_Goal of the exercise_
With the pictures excluded, repeat every entry exactly.

Page and application data records
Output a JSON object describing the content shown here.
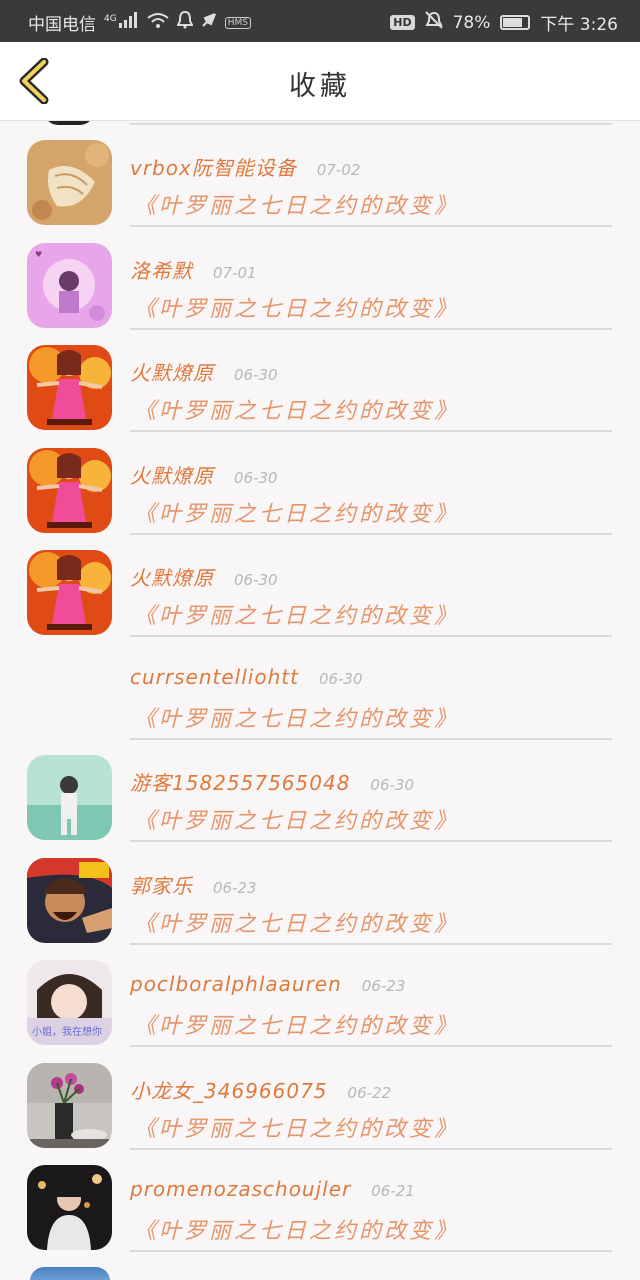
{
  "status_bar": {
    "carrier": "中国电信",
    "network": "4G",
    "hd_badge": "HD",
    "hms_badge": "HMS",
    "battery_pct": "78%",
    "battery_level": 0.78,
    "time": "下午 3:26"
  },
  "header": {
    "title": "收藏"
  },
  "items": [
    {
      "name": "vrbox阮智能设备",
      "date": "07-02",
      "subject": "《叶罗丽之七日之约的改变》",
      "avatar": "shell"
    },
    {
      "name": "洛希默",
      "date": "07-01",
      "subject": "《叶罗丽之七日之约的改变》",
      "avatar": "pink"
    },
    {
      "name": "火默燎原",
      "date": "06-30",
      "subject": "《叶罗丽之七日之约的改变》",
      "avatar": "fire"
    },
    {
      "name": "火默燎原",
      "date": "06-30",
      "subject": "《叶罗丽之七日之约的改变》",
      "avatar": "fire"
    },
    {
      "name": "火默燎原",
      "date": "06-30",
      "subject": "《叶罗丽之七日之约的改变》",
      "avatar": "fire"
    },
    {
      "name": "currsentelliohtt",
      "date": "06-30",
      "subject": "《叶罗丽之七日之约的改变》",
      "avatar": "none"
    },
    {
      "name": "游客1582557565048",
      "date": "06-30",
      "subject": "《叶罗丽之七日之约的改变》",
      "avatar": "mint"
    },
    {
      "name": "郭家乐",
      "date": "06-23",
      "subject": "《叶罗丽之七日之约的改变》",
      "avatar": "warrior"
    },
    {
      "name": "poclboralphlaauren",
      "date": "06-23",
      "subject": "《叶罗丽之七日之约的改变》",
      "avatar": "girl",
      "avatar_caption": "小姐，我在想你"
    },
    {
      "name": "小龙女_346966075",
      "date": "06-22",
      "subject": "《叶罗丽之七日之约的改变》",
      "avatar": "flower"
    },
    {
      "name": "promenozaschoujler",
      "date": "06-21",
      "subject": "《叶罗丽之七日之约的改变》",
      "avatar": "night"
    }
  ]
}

_Written answer_
Output a JSON object describing the content shown here.
{
  "status_bar": {
    "carrier": "中国电信",
    "network": "4G",
    "hd_badge": "HD",
    "hms_badge": "HMS",
    "battery_pct": "78%",
    "battery_level": 0.78,
    "time": "下午 3:26"
  },
  "header": {
    "title": "收藏"
  },
  "items": [
    {
      "name": "vrbox阮智能设备",
      "date": "07-02",
      "subject": "《叶罗丽之七日之约的改变》",
      "avatar": "shell"
    },
    {
      "name": "洛希默",
      "date": "07-01",
      "subject": "《叶罗丽之七日之约的改变》",
      "avatar": "pink"
    },
    {
      "name": "火默燎原",
      "date": "06-30",
      "subject": "《叶罗丽之七日之约的改变》",
      "avatar": "fire"
    },
    {
      "name": "火默燎原",
      "date": "06-30",
      "subject": "《叶罗丽之七日之约的改变》",
      "avatar": "fire"
    },
    {
      "name": "火默燎原",
      "date": "06-30",
      "subject": "《叶罗丽之七日之约的改变》",
      "avatar": "fire"
    },
    {
      "name": "currsentelliohtt",
      "date": "06-30",
      "subject": "《叶罗丽之七日之约的改变》",
      "avatar": "none"
    },
    {
      "name": "游客1582557565048",
      "date": "06-30",
      "subject": "《叶罗丽之七日之约的改变》",
      "avatar": "mint"
    },
    {
      "name": "郭家乐",
      "date": "06-23",
      "subject": "《叶罗丽之七日之约的改变》",
      "avatar": "warrior"
    },
    {
      "name": "poclboralphlaauren",
      "date": "06-23",
      "subject": "《叶罗丽之七日之约的改变》",
      "avatar": "girl",
      "avatar_caption": "小姐，我在想你"
    },
    {
      "name": "小龙女_346966075",
      "date": "06-22",
      "subject": "《叶罗丽之七日之约的改变》",
      "avatar": "flower"
    },
    {
      "name": "promenozaschoujler",
      "date": "06-21",
      "subject": "《叶罗丽之七日之约的改变》",
      "avatar": "night"
    }
  ]
}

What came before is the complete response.